Researchers have known for some time that long-term cannabis use can increase the risk of psychosis, and recent evidence suggests that alterations in brain function and structure may be responsible for this greater vulnerability.
The new study, published in Psychological Medicine, is the first to examine the effect of cannabis potency on brain structure, according to researchers at King’s College London and Sapienza University of Rome.
The scientists note that today’s high potency “skunk-like” products have been shown to contain higher proportions of Δ9-tetrahydrocannabinol (THC) than they did around a decade ago. In other studies, THC has been shown to induce psychotic symptoms.
“We found that frequent use of high potency cannabis significantly affects the structure of white matter fibers in the brain, whether you have psychosis or not,” said Dr. Paola Dazzan, a reader in Neurobiology of Psychosis from the Institute of Psychiatry, Psychology & Neuroscience (IoPPN) at King’s College London, and senior researcher on the study. “This reflects a sliding scale where the more cannabis you smoke and the higher the potency, the worse the damage will be.”
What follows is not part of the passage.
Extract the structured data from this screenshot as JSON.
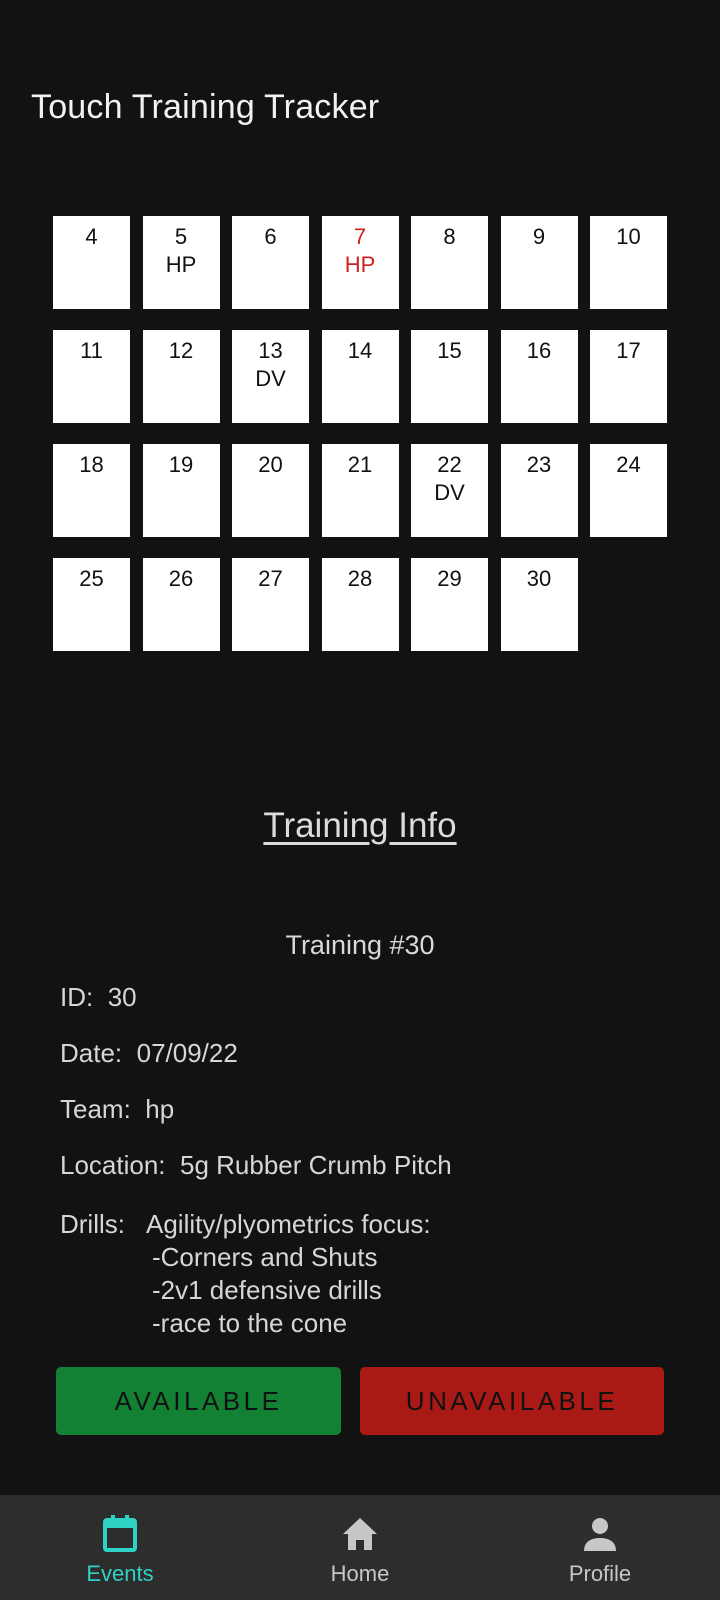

The researchers used diffusion tensor imaging (DTI), a magnetic resonance imaging (MRI) technique, to examine the white matter in the brains of 56 patients who had reported a first episode of psychosis at the South London and Maudsley NHS Foundation Trust (SLaM), as well as 43 healthy participants from the local community.
The researchers specifically examined the corpus callosum, the largest white matter structure in the brain, which is responsible for communication between the left and right hemispheres. White matter consists of large bundles of nerve cell projections, called axons, which connect different regions of the brain, enabling communication between them, the researchers explained.
The corpus callosum is particularly rich in cannabinoid receptors, on which the THC content of cannabis acts.
The study found that frequent use of high potency cannabis was linked to significantly higher mean-diffusivity, a marker of damage in white matter structure.
“This white matter damage was significantly greater among heavy users of high potency cannabis than in occasional or low potency users, and was also independent of the presence of a psychotic disorder,” said Dr. Tiago Reis Marques, a senior research fellow from the IoPPN at King’s College London.
Dazzan noted that there is an “urgent need” to educate health professionals, the public, and policymakers about the risks involved with cannabis use.
“As we have suggested previously, when assessing cannabis use it is extremely important to gather information on how often and what type of cannabis is being used,” she said. “These details can help quantify the risk of mental health problems and increase awareness on the type of damage these substances can do to the brain.”
Source: King’s College London